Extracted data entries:
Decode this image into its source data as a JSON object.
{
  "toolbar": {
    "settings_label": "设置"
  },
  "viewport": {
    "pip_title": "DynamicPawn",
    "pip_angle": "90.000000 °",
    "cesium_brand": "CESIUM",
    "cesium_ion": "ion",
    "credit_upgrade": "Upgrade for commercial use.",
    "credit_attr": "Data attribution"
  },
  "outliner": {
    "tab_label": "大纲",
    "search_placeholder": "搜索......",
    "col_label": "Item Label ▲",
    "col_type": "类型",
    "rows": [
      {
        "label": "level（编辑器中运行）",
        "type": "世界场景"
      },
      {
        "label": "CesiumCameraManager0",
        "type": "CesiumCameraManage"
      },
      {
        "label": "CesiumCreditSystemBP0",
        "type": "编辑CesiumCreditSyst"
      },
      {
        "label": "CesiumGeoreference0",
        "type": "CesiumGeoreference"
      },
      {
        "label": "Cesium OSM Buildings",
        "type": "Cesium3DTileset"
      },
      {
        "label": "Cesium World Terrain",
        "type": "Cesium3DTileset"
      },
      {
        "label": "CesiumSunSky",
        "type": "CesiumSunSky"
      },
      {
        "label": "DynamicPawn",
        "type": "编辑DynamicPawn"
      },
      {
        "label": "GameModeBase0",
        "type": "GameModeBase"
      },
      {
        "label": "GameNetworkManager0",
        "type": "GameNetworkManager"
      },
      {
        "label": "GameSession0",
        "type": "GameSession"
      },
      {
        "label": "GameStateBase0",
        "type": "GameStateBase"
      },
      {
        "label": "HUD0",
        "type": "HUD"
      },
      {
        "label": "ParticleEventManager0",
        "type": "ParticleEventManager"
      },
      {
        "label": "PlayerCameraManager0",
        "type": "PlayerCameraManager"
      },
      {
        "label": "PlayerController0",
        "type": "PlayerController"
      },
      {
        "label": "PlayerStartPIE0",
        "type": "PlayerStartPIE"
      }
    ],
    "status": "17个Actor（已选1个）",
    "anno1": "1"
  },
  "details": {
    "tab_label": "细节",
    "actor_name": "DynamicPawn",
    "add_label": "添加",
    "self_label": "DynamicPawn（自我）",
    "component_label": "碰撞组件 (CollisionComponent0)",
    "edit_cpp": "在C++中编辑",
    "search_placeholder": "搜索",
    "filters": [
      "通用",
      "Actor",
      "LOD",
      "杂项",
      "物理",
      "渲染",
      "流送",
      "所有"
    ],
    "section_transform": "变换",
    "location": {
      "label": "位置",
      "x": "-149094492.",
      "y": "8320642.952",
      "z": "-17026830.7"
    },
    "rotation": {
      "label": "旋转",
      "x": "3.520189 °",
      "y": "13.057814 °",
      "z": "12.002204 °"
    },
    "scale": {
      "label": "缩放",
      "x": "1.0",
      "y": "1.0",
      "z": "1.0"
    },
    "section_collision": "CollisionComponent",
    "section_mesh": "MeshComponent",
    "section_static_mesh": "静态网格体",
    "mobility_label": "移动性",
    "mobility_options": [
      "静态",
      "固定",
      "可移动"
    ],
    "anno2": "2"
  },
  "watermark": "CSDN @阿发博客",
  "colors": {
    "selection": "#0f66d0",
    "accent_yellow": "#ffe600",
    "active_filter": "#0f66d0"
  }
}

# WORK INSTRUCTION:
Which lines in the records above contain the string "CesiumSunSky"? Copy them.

# RESULT FOR THIS TASK:
        "label": "CesiumSunSky",
        "type": "CesiumSunSky"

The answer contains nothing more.